Itzhak Perlman on stage with conductor JoAnn Falletta and the Buffalo Philharmonic on February 25, 2017 (Photo credit: Enid Bloch)
On February 25th, Itzhak Perlman performed for a rapt Buffalo audience of over 2,400 at Kleinhans Music Hall where there was not one empty seat in the house and patrons even fully occupied the standing-room section at the back of the hall. It was a highlight of the 2016-17 season for the Buffalo Philharmonic under their Music Director JoAnn Falletta. The program featured original compositions and arrangements for violin and orchestra, all by composer John Williams, from soundtracks ranging from Cinema Paradiso and Far and Away to Schindler’s List and Scent of a Woman.
WKBW 7 Eyewitness News, Buffalo’s ABC network TV affiliate, was on the scene and captured a highlight of Saturday evening’s event at Kleinhans Music Hall:
Review: Perlman, BPO thrill the house with upbeat takes on classic movie themes
The Buffalo News
By Mary Kunz Goldman
February 25, 2017
Kleinhans Music Hall took on a Hollywood sheen on Feb. 25, as superstar violinist Itzhak Perlman played movie music with the Buffalo Philharmonic Orchestra.
And at times, it really felt as if we were in a movie.

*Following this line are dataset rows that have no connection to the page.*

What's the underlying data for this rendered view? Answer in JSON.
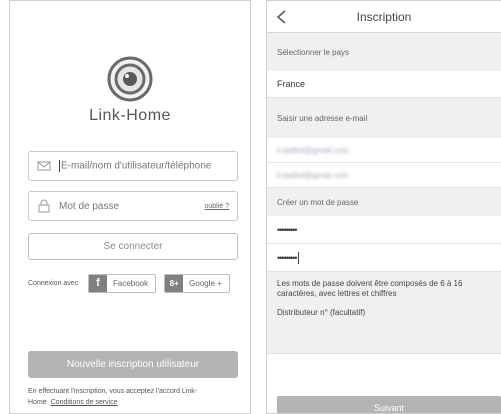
{
  "login": {
    "brand": "Link-Home",
    "email_placeholder": "E-mail/nom d'utilisateur/téléphone",
    "password_placeholder": "Mot de passe",
    "forgot_label": "oublié ?",
    "login_button": "Se connecter",
    "connect_with": "Connexion avec",
    "facebook_label": "Facebook",
    "facebook_badge": "f",
    "google_label": "Google +",
    "google_badge": "8+",
    "register_button": "Nouvelle inscription utilisateur",
    "terms_text": "En effectuant l'inscription, vous acceptez l'accord Link-Home",
    "terms_link": "Conditions de service"
  },
  "register": {
    "title": "Inscription",
    "country_label": "Sélectionner le pays",
    "country_value": "France",
    "email_label": "Saisir une adresse e-mail",
    "email_value": "k.baillot@gmail.com",
    "email_confirm_value": "k.baillot@gmail.com",
    "password_label": "Créer un mot de passe",
    "password_value": "•••••••••",
    "password_confirm_value": "•••••••••",
    "password_hint": "Les mots de passe doivent être composés de 6 à 16 caractères, avec lettres et chiffres",
    "distributor_label": "Distributeur n° (facultatif)",
    "submit_button": "Suivant"
  },
  "icons": {
    "logo": "camera-lens-icon",
    "email": "envelope-icon",
    "password": "lock-icon",
    "back": "chevron-left-icon"
  }
}
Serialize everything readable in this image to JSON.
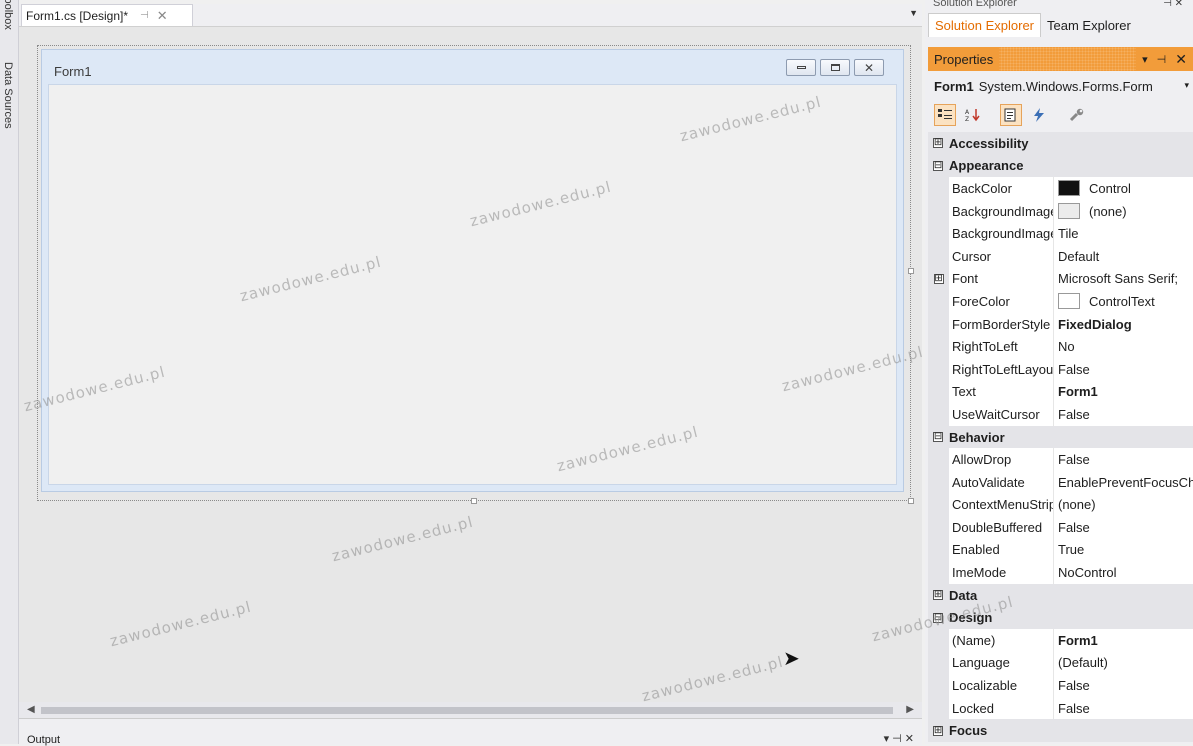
{
  "left_strip": {
    "tab1": "Toolbox",
    "tab2": "Data Sources"
  },
  "document_tab": {
    "title": "Form1.cs [Design]*",
    "pin_glyph": "⊣",
    "close_glyph": "✕",
    "dropdown_glyph": "▼"
  },
  "form": {
    "title": "Form1",
    "minimize_icon": "minimize-icon",
    "maximize_icon": "maximize-icon",
    "close_glyph": "✕"
  },
  "scrollbar": {
    "left_glyph": "◀",
    "right_glyph": "▶"
  },
  "output": {
    "title": "Output",
    "controls": "▾ ⊣ ✕"
  },
  "solution_explorer": {
    "header": "Solution Explorer",
    "header_ctrls": "⊣ ✕",
    "tabs": [
      "Solution Explorer",
      "Team Explorer"
    ]
  },
  "properties": {
    "title": "Properties",
    "header_ctrls": {
      "dropdown": "▾",
      "pin": "⊣",
      "close": "✕"
    },
    "object_name": "Form1",
    "object_type": "System.Windows.Forms.Form",
    "object_arrow": "▾",
    "toolbar": {
      "categorized_icon": "categorized-icon",
      "alphabetical_icon": "alphabetical-icon",
      "properties_icon": "properties-icon",
      "events_icon": "events-icon",
      "property_pages_icon": "wrench-icon"
    },
    "rows": [
      {
        "kind": "cat",
        "name": "Accessibility",
        "expander": "⊞"
      },
      {
        "kind": "cat",
        "name": "Appearance",
        "expander": "⊟"
      },
      {
        "kind": "prop",
        "name": "BackColor",
        "value": "Control",
        "swatch": "black"
      },
      {
        "kind": "prop",
        "name": "BackgroundImage",
        "value": "(none)",
        "swatch": "empty"
      },
      {
        "kind": "prop",
        "name": "BackgroundImageLayout",
        "value": "Tile"
      },
      {
        "kind": "prop",
        "name": "Cursor",
        "value": "Default"
      },
      {
        "kind": "prop",
        "name": "Font",
        "value": "Microsoft Sans Serif;",
        "expandable": true
      },
      {
        "kind": "prop",
        "name": "ForeColor",
        "value": "ControlText",
        "swatch": "white"
      },
      {
        "kind": "prop",
        "name": "FormBorderStyle",
        "value": "FixedDialog",
        "bold": true
      },
      {
        "kind": "prop",
        "name": "RightToLeft",
        "value": "No"
      },
      {
        "kind": "prop",
        "name": "RightToLeftLayout",
        "value": "False"
      },
      {
        "kind": "prop",
        "name": "Text",
        "value": "Form1",
        "bold": true
      },
      {
        "kind": "prop",
        "name": "UseWaitCursor",
        "value": "False"
      },
      {
        "kind": "cat",
        "name": "Behavior",
        "expander": "⊟"
      },
      {
        "kind": "prop",
        "name": "AllowDrop",
        "value": "False"
      },
      {
        "kind": "prop",
        "name": "AutoValidate",
        "value": "EnablePreventFocusChange"
      },
      {
        "kind": "prop",
        "name": "ContextMenuStrip",
        "value": "(none)"
      },
      {
        "kind": "prop",
        "name": "DoubleBuffered",
        "value": "False"
      },
      {
        "kind": "prop",
        "name": "Enabled",
        "value": "True"
      },
      {
        "kind": "prop",
        "name": "ImeMode",
        "value": "NoControl"
      },
      {
        "kind": "cat",
        "name": "Data",
        "expander": "⊞"
      },
      {
        "kind": "cat",
        "name": "Design",
        "expander": "⊟"
      },
      {
        "kind": "prop",
        "name": "(Name)",
        "value": "Form1",
        "bold": true
      },
      {
        "kind": "prop",
        "name": "Language",
        "value": "(Default)"
      },
      {
        "kind": "prop",
        "name": "Localizable",
        "value": "False"
      },
      {
        "kind": "prop",
        "name": "Locked",
        "value": "False"
      },
      {
        "kind": "cat",
        "name": "Focus",
        "expander": "⊞"
      }
    ]
  },
  "watermark": "zawodowe.edu.pl",
  "colors": {
    "accent_orange": "#f29c3a",
    "tab_active_text": "#e46c00"
  }
}
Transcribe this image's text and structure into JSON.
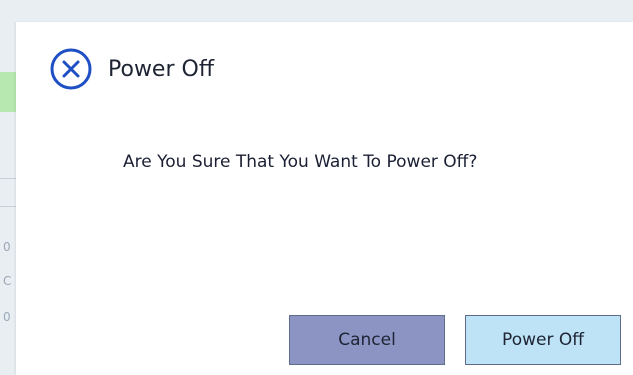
{
  "dialog": {
    "title": "Power Off",
    "message": "Are You Sure That You Want To Power Off?",
    "cancel_label": "Cancel",
    "confirm_label": "Power Off",
    "icon": "close-circle-icon"
  },
  "background": {
    "glyphs": [
      "0",
      "C",
      "0"
    ]
  },
  "colors": {
    "icon_blue": "#1f4fc4",
    "cancel_bg": "#8c94c4",
    "confirm_bg": "#bfe3f6",
    "title_text": "#1e2433"
  }
}
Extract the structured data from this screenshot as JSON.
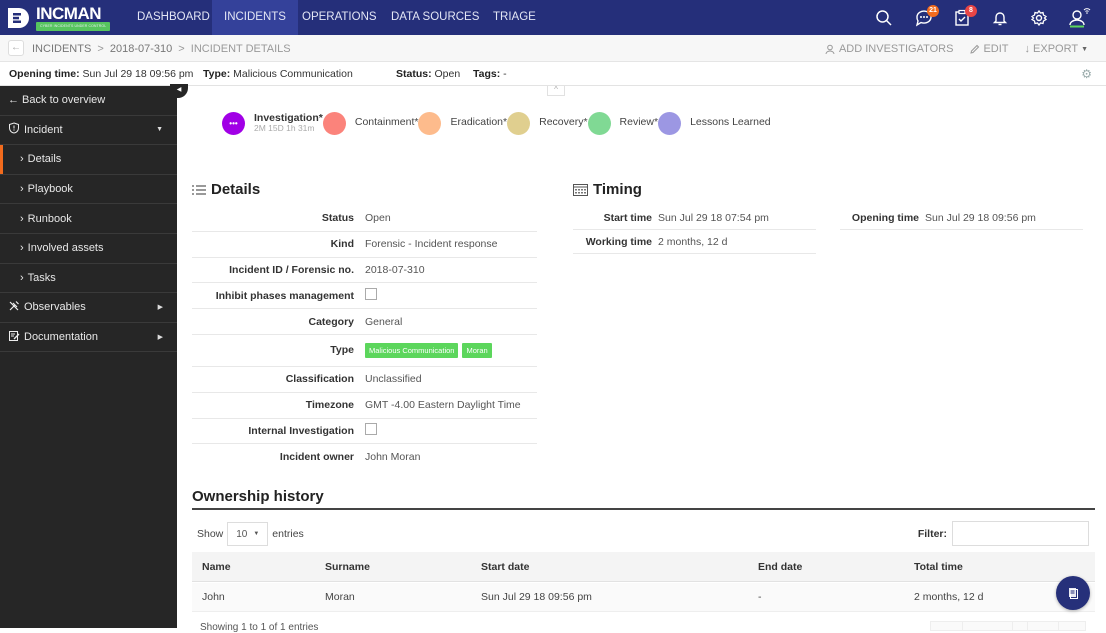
{
  "app": {
    "brand": "INCMAN",
    "tagline": "CYBER INCIDENTS UNDER CONTROL"
  },
  "topnav": {
    "items": [
      {
        "label": "DASHBOARD",
        "active": false
      },
      {
        "label": "INCIDENTS",
        "active": true
      },
      {
        "label": "OPERATIONS",
        "active": false
      },
      {
        "label": "DATA SOURCES",
        "active": false
      },
      {
        "label": "TRIAGE",
        "active": false
      }
    ],
    "icons": {
      "search": "search-icon",
      "messages": {
        "icon": "chat-icon",
        "badge": "21",
        "badge_color": "#f26b1d"
      },
      "tasks": {
        "icon": "clipboard-check-icon",
        "badge": "8",
        "badge_color": "#e84545"
      },
      "notifications": "bell-icon",
      "settings": "gear-icon",
      "user": "user-icon"
    }
  },
  "breadcrumb": {
    "items": [
      "INCIDENTS",
      "2018-07-310",
      "INCIDENT DETAILS"
    ],
    "separator": ">"
  },
  "actions": {
    "add_investigators": "ADD INVESTIGATORS",
    "edit": "EDIT",
    "export": "EXPORT"
  },
  "infobar": {
    "opening_label": "Opening time:",
    "opening_value": "Sun Jul 29 18 09:56 pm",
    "type_label": "Type:",
    "type_value": "Malicious Communication",
    "status_label": "Status:",
    "status_value": "Open",
    "tags_label": "Tags:",
    "tags_value": "-"
  },
  "sidebar": {
    "back": "← Back to overview",
    "items": [
      {
        "label": "Incident",
        "type": "section",
        "expanded": true
      },
      {
        "label": "Details",
        "type": "sub",
        "active": true
      },
      {
        "label": "Playbook",
        "type": "sub"
      },
      {
        "label": "Runbook",
        "type": "sub"
      },
      {
        "label": "Involved assets",
        "type": "sub"
      },
      {
        "label": "Tasks",
        "type": "sub"
      },
      {
        "label": "Observables",
        "type": "section",
        "expanded": false
      },
      {
        "label": "Documentation",
        "type": "section",
        "expanded": false
      }
    ]
  },
  "phases": [
    {
      "name": "Investigation*",
      "time": "2M 15D 1h 31m",
      "color": "#a100e6",
      "current": true
    },
    {
      "name": "Containment*",
      "color": "#fb837b"
    },
    {
      "name": "Eradication*",
      "color": "#fdbb8c"
    },
    {
      "name": "Recovery*",
      "color": "#e0cf8f"
    },
    {
      "name": "Review*",
      "color": "#80d994"
    },
    {
      "name": "Lessons Learned",
      "color": "#9c97e3"
    }
  ],
  "details": {
    "title": "Details",
    "rows": [
      {
        "label": "Status",
        "value": "Open"
      },
      {
        "label": "Kind",
        "value": "Forensic - Incident response"
      },
      {
        "label": "Incident ID / Forensic no.",
        "value": "2018-07-310"
      },
      {
        "label": "Inhibit phases management",
        "checkbox": false
      },
      {
        "label": "Category",
        "value": "General"
      },
      {
        "label": "Type",
        "tags": [
          "Malicious Communication",
          "Moran"
        ]
      },
      {
        "label": "Classification",
        "value": "Unclassified"
      },
      {
        "label": "Timezone",
        "value": "GMT -4.00 Eastern Daylight Time"
      },
      {
        "label": "Internal Investigation",
        "checkbox": false
      },
      {
        "label": "Incident owner",
        "value": "John Moran"
      }
    ]
  },
  "timing": {
    "title": "Timing",
    "start_label": "Start time",
    "start_value": "Sun Jul 29 18 07:54 pm",
    "working_label": "Working time",
    "working_value": "2 months, 12 d",
    "opening_label": "Opening time",
    "opening_value": "Sun Jul 29 18 09:56 pm"
  },
  "ownership": {
    "title": "Ownership history",
    "show_label": "Show",
    "entries_value": "10",
    "entries_label": "entries",
    "filter_label": "Filter:",
    "filter_value": "",
    "columns": [
      "Name",
      "Surname",
      "Start date",
      "End date",
      "Total time"
    ],
    "rows": [
      [
        "John",
        "Moran",
        "Sun Jul 29 18 09:56 pm",
        "-",
        "2 months, 12 d"
      ]
    ],
    "footer": "Showing 1 to 1 of 1 entries"
  }
}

Perlman turned Kleinhans Music Hall, good naturedly, into the Itzhak Perlman Show. As JoAnn Falletta and the orchestra looked on laughing, the master took the mic.
After playing “As Time Goes By,” he cracked: “This is the national anthem of the musicians’ union.” The sold-out crowd lost it.
Before beginning the wistful music from “Cinema Paradiso,” Perlman told us: “If it doesn’t sound like ‘Cinema Paradiso,’ get used to it. It is ‘Cinema Paradiso.'”
Even “Schindler’s List,” one of the saddest movies of all time, was not immune.
Introducing it, Perlman explained that he had been asked to play the music for the movie soundtrack. With perfect comic timing, he added, “I said, ‘Uh … OK.'”
What a charming evening in the fiddler’s house.
This must be an easy night for Perlman. But there’s nothing wrong with that. Seeing him so relaxed made the audience kick back, too. His playing was so natural, so unaffected. You were free simply to enjoy.
The score to the remake of “Sabrina” wouldn’t be music most of us could call to mind, but listening to Perlman play it, you could see why he chose it. It was sensuous and his bow went gliding over the strings. “Far and Away,” another obscure selection on paper, came to life in his hands. This music– by John Williams, as was much of the music of the night – was fun. Lively, like a jig, it gave us a glimpse of Perlman’s real virtuosity. As it neared its ending, it soared into the high treble. Perlman added flourishes that seemed impromptu before winding it up with perfect grace, just as a dancer might.
The tango from “Scent of a Woman,” though full of Latin snap and dash, had an old-fashioned lilt that made me think of Fritz Kreisler. “I didn’t play this in the movie. They didn’t ask me,” Perlman jived.
Korngold’s music to “The Adventures of Robin Hood,” full of unaffected lyricism, was perhaps the loveliest thing we heard all night.
And the funniest thing we heard all night followed. Perlman spoke of Korngold’s Violin Concerto, which references some of those soaring Korngold movie themes. He asked Concertmaster Dennis Kim, “Do you play the concerto?” Kim, startled, admitted he did not.
“You don’t?” Perlman said. The question hung in the air. “Well, you should!”
How about it, Mr. Kim? Maybe for the season after next?
Perlman and the Philharmonic musicians seemed to like and inspire each other. Principal Cellist Roman Mekinulov played a kind of duet with him in “Cinema Paradiso,” and other musicians, too, played off him and with him. Falletta gave everyone room and just let the evening flow.
Between selections Perlman had fun with the audience, asking us movie trivia questions. Who played Marian to Errol Flynn’s Robin Hood? I wasn’t shy, and yelled out “Olivia de Havilland!” I wasn’t the only one. Who played Sabrina in the remake? That was tougher, but someone shouted it: Julia Ormond.
All in all, a beautiful and unusual evening, the likes of which we won’t probably see again. Unless we can get Perlman to come back with a dozen more movie themes. Can we?
Before Perlman made his entrance, Falletta primed the crowd with three energetic instrumentals. John Williams’ Overture to “The Cowboys” sparkled with percussion and pizzazz, like Aaron Copland. Bernstein’s Suite from “On the Waterfront” brimmed with percussion and virtuosity. The timing was impeccable. It can’t have been easy to pull off.
Rounding out the night was John Williams’ zesty take on “Hooray for Hollywood.”
To see the complete review, click here.